## Exercise brief:
Only lines holding the word "icon" should be copied from the material.

## Information:

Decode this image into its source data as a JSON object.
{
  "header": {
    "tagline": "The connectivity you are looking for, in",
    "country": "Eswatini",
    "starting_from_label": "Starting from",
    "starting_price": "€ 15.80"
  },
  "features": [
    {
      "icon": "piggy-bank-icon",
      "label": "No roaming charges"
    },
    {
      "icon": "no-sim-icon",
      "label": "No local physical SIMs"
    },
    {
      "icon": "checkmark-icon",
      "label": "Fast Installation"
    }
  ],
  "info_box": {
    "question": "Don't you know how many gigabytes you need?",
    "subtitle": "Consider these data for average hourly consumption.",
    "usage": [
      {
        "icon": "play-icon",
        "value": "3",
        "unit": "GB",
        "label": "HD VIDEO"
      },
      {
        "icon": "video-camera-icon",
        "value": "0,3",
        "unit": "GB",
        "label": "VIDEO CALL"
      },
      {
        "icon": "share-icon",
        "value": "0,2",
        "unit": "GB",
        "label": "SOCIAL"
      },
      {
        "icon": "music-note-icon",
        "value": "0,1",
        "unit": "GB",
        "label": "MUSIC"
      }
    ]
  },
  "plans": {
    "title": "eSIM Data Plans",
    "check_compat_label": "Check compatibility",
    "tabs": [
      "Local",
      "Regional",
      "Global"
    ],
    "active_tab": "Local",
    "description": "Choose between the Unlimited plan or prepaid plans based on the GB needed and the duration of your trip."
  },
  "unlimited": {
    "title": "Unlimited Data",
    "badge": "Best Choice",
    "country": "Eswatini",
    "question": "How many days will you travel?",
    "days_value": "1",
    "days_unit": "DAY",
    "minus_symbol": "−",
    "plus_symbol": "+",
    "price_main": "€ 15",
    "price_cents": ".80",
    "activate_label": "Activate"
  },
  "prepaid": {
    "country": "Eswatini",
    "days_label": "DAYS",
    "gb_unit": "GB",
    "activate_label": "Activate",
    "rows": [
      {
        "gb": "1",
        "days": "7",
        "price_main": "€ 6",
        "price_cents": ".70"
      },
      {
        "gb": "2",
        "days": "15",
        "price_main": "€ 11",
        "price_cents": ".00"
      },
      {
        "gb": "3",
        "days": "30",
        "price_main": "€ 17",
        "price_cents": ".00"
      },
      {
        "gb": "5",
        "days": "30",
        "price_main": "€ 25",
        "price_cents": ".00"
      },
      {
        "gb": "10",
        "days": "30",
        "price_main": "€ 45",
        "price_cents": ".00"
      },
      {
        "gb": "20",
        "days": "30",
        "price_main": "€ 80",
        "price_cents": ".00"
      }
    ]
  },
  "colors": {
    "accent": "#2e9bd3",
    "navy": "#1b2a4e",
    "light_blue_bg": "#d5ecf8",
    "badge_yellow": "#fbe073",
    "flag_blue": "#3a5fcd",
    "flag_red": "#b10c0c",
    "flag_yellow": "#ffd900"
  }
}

## Reply:
      "icon": "piggy-bank-icon",
      "icon": "no-sim-icon",
      "icon": "checkmark-icon",
        "icon": "play-icon",
        "icon": "video-camera-icon",
        "icon": "share-icon",
        "icon": "music-note-icon",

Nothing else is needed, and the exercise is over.